December 18, 2014
SOCCER — NATIONAL TEAMThursday, August 7, 2014
Martino close to replacing Sabella
AFA will try to reach an agreement with the coach today
Speculations about the new Argentina national team coach could be over as AFA officials confirmed Gerardo Martino as the main candidate they will try to reach an agreement with him in a meeting today.
Gerardo Martino could become Argentina national team new coach if the trainer and AFA officials reach an agreement in a meeting today.
“Our main candidate is Martino.

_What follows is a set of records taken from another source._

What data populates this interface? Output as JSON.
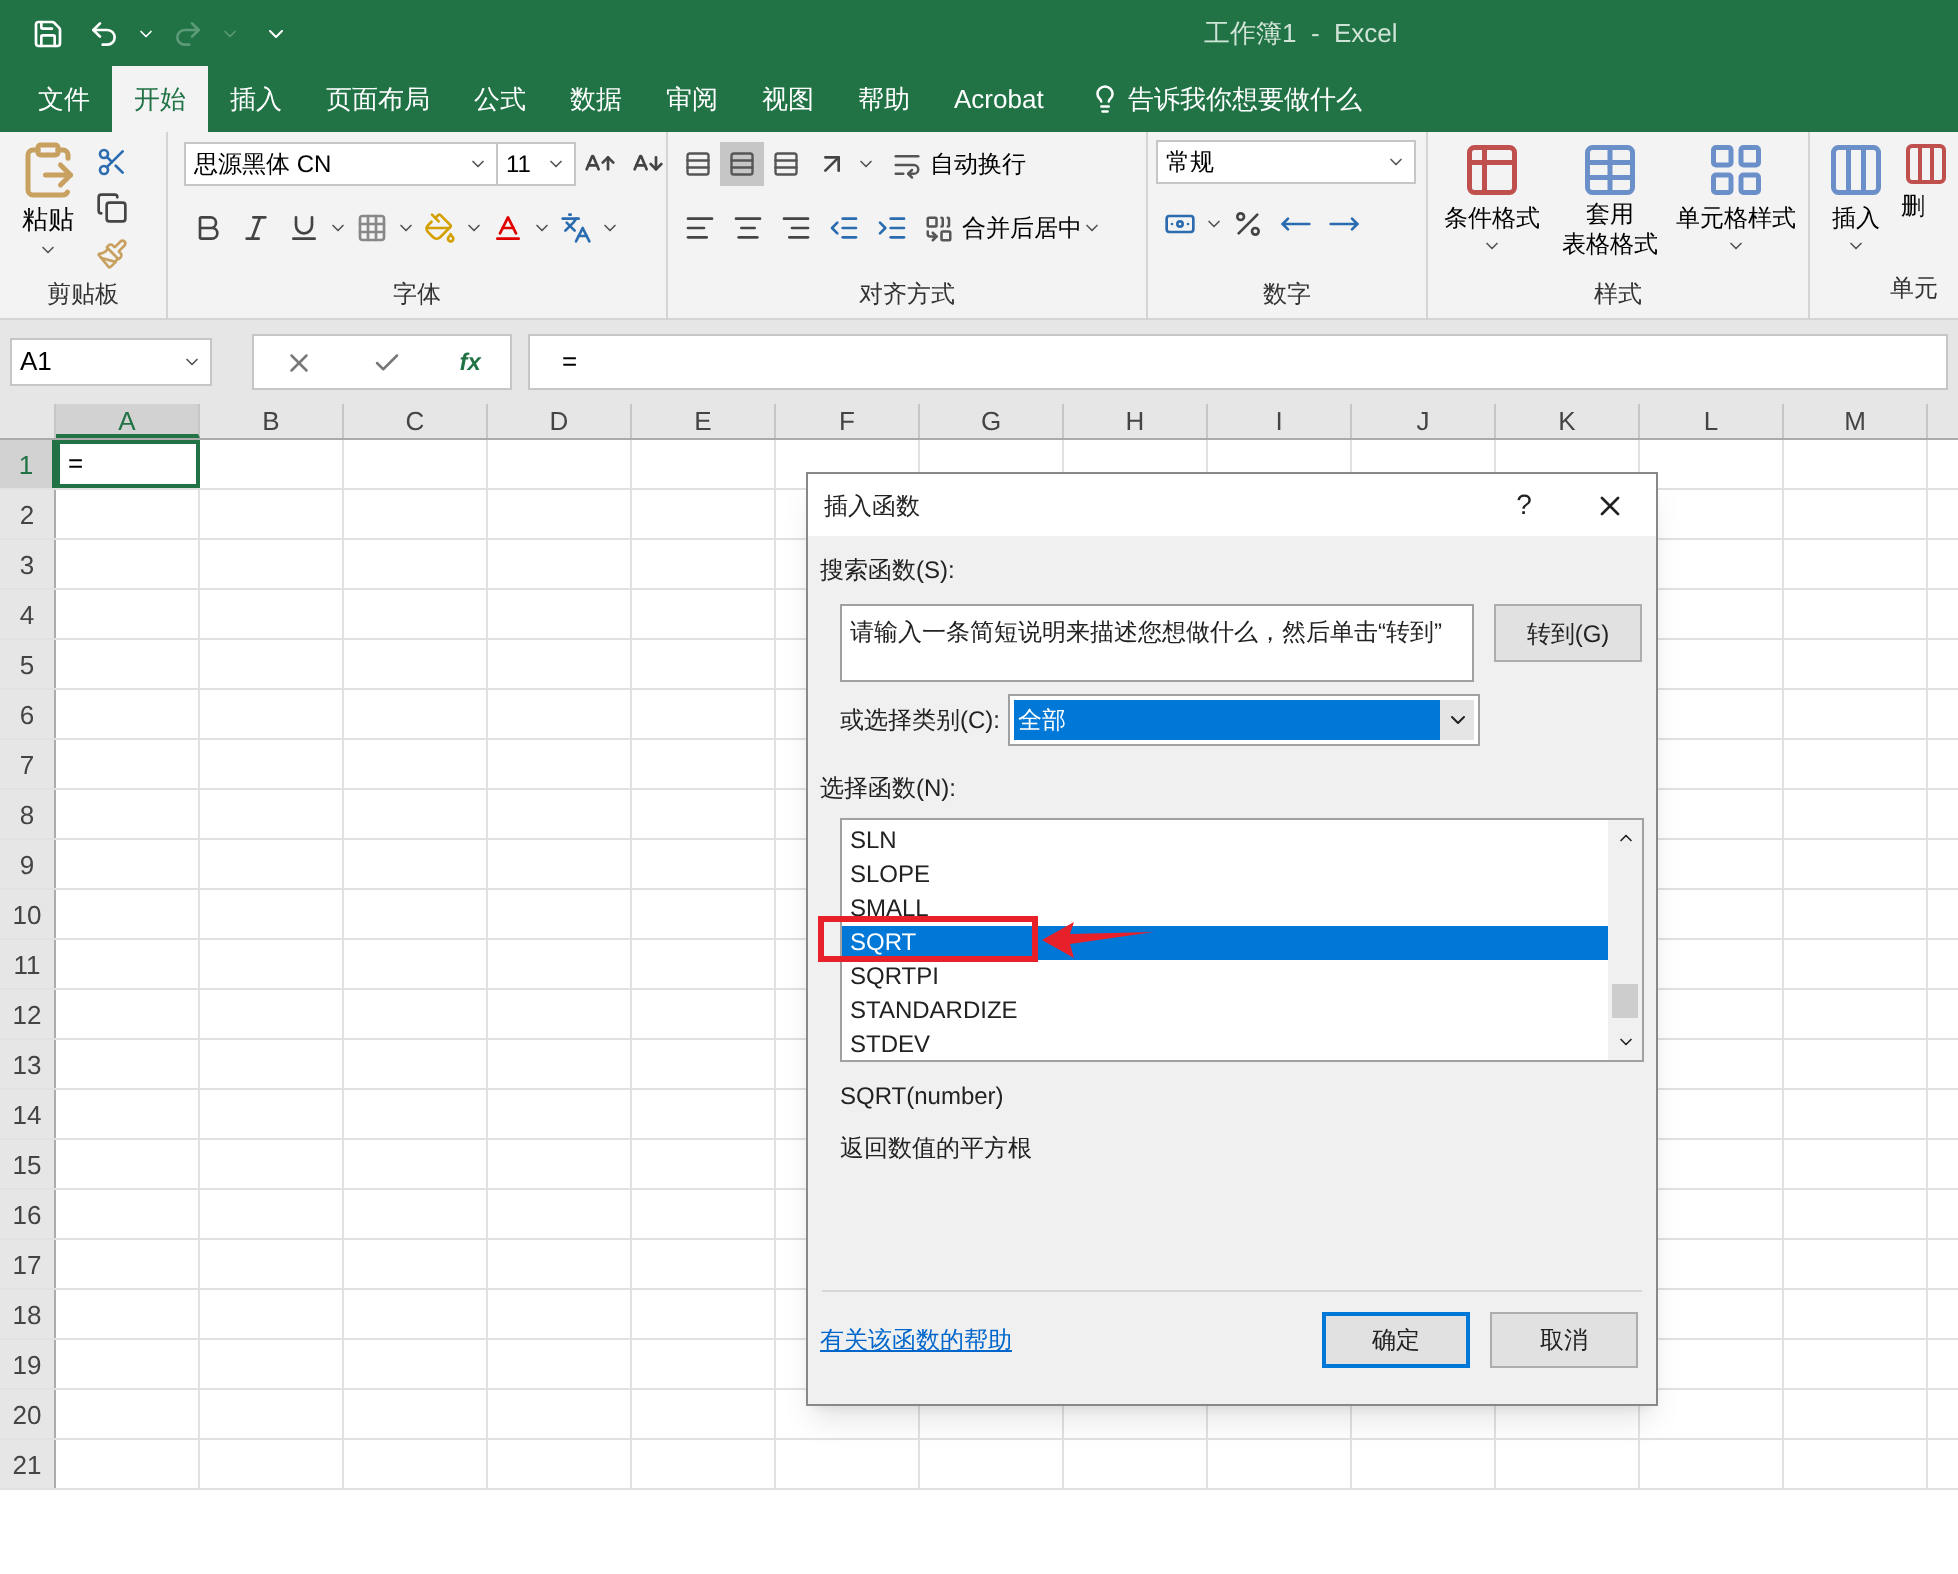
{
  "title_bar": {
    "title": "工作簿1  -  Excel"
  },
  "ribbon_tabs": [
    {
      "label": "文件",
      "selected": false
    },
    {
      "label": "开始",
      "selected": true
    },
    {
      "label": "插入",
      "selected": false
    },
    {
      "label": "页面布局",
      "selected": false
    },
    {
      "label": "公式",
      "selected": false
    },
    {
      "label": "数据",
      "selected": false
    },
    {
      "label": "审阅",
      "selected": false
    },
    {
      "label": "视图",
      "selected": false
    },
    {
      "label": "帮助",
      "selected": false
    },
    {
      "label": "Acrobat",
      "selected": false
    }
  ],
  "tell_me": {
    "label": "告诉我你想要做什么"
  },
  "clipboard": {
    "label": "剪贴板",
    "paste": "粘贴"
  },
  "font": {
    "label": "字体",
    "font_name": "思源黑体 CN",
    "font_size": "11"
  },
  "alignment": {
    "label": "对齐方式",
    "vertical_align": [
      {
        "selected": false
      },
      {
        "selected": true
      },
      {
        "selected": false
      }
    ],
    "wrap_text": "自动换行",
    "merge_center": "合并后居中"
  },
  "number": {
    "label": "数字",
    "format": "常规"
  },
  "styles": {
    "label": "样式",
    "conditional_format": "条件格式",
    "table_format": [
      "套用",
      "表格格式"
    ],
    "cell_styles": "单元格样式"
  },
  "cells": {
    "label": "单元",
    "insert": "插入",
    "delete": "删"
  },
  "formula_bar": {
    "name_box": "A1",
    "fx": "fx",
    "value": "="
  },
  "sheet": {
    "columns": [
      {
        "label": "A",
        "selected": true
      },
      {
        "label": "B",
        "selected": false
      },
      {
        "label": "C",
        "selected": false
      },
      {
        "label": "D",
        "selected": false
      },
      {
        "label": "E",
        "selected": false
      },
      {
        "label": "F",
        "selected": false
      },
      {
        "label": "G",
        "selected": false
      },
      {
        "label": "H",
        "selected": false
      },
      {
        "label": "I",
        "selected": false
      },
      {
        "label": "J",
        "selected": false
      },
      {
        "label": "K",
        "selected": false
      },
      {
        "label": "L",
        "selected": false
      },
      {
        "label": "M",
        "selected": false
      }
    ],
    "rows": [
      {
        "label": "1",
        "selected": true
      },
      {
        "label": "2",
        "selected": false
      },
      {
        "label": "3",
        "selected": false
      },
      {
        "label": "4",
        "selected": false
      },
      {
        "label": "5",
        "selected": false
      },
      {
        "label": "6",
        "selected": false
      },
      {
        "label": "7",
        "selected": false
      },
      {
        "label": "8",
        "selected": false
      },
      {
        "label": "9",
        "selected": false
      },
      {
        "label": "10",
        "selected": false
      },
      {
        "label": "11",
        "selected": false
      },
      {
        "label": "12",
        "selected": false
      },
      {
        "label": "13",
        "selected": false
      },
      {
        "label": "14",
        "selected": false
      },
      {
        "label": "15",
        "selected": false
      },
      {
        "label": "16",
        "selected": false
      },
      {
        "label": "17",
        "selected": false
      },
      {
        "label": "18",
        "selected": false
      },
      {
        "label": "19",
        "selected": false
      },
      {
        "label": "20",
        "selected": false
      },
      {
        "label": "21",
        "selected": false
      }
    ],
    "active_cell": {
      "value": "="
    }
  },
  "dialog": {
    "title": "插入函数",
    "help": "?",
    "search_label": "搜索函数(S):",
    "search_value": "请输入一条简短说明来描述您想做什么，然后单击“转到”",
    "go_button": "转到(G)",
    "category_label": "或选择类别(C):",
    "category_value": "全部",
    "list_label": "选择函数(N):",
    "functions": [
      {
        "name": "SLN",
        "selected": false
      },
      {
        "name": "SLOPE",
        "selected": false
      },
      {
        "name": "SMALL",
        "selected": false
      },
      {
        "name": "SQRT",
        "selected": true
      },
      {
        "name": "SQRTPI",
        "selected": false
      },
      {
        "name": "STANDARDIZE",
        "selected": false
      },
      {
        "name": "STDEV",
        "selected": false
      }
    ],
    "signature": "SQRT(number)",
    "description": "返回数值的平方根",
    "help_link": "有关该函数的帮助",
    "ok_button": "确定",
    "cancel_button": "取消"
  }
}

If we reach an agreement, he will become the new coach,” said Miguel Silva, AFA General Secretary who was very close to former chief Julio Grondona.
It could be the first decision of AFA’s new chairman Luis Segura, who has been confirmed as president of the Argentine Football Association until October 2015.
Julio Grondona, who had headed the AFA for 35 years, passed away due to heart problems last Wednesday.
Silva yesterday admitted that AFA has already talked to Martino, but “there’s still one last meeting to reach an agreement or not.”
People in AFA said there is no Plan B, although Edgardo Bauza, who is in charge of San Lorenzo seeking its first Libertadores Cup title, appears as a natural candidate if Martino rejects the offer.
Former Newell’s Old Boys boss, Martino almost did not talk to the press after leaving Barcelona. He has been on vacation in Pinamar during the few last days.
“It was Julio’s (Grondona’s) wish,” said José Lemme, president of Defensa y Justicia, about the decision to hire the coach from Rosario.
Former national team boss Alejandro Sabella, who could never announce his resignation officially, was going to hold a press conference last Wednesday to confirm his decision. But the meeting was suspended due to Grondona’s death.
Sabella led the team to the final of the World Cup in Brazil, where Argentina lost to Germany with an extra time goal scored by Mario Götze. It was the first time in 24 years that the national team had reached the championship decider.
Martino already has national team experience with Paraguay, having led Argentina’s neighbour to the World Cup quarterfinals for the first time in 2010 and the Copa América final against Uruguay in 2011.
Among other reasons, Grondona wanted to hire Martino due to the coach’s excellent relationship with Lionel Messi and Javier Mascherano, leaders of the national team and part of the Barcelona squad when he was at its helm.
Barcelona President José María Bartomeu said yesterday that Martino’s concept of soccer has always been different from that of the club.
“Martino is a trainer who came from Argentina and his view was different from ours,” said Bartomeu.
Martino was in charge of Barça until last May. He clinched the Spanish Super Cup, but failed to win La Liga.
Argentina’s next international commitment is a friendly on September 3 in Düsseldorf against Germany, in a rematch of the World Cup final in Rio de Janeiro from June 13.
Meanwhile, Julio Ricardo, one of Grondona’s sons, will be Argentina’s candidate to replace his father as FIFA vice-president.
“Julio Ricardo Grondona is our candidate to become FIFA vice-president,” Silva said yesterday.
The official to be elected, who should come from South America, is chosen by CONMEBOL, and although Silva admitted that the Confederation could suggest another candidate, they will fight to put Arsenal de Sarandí President Julio Ricardo Grondona on his father’s chair in FIFA.
“People from CONMEBOL will put forward their position and Argentina will do the same thing,” Silva added. “Argentina will fight for it.”
Grondona’s other son, Humberto, is in charge of the Argentina Under-20 and Under-17 squads, and his future is still uncertain.
Herald staff with agencies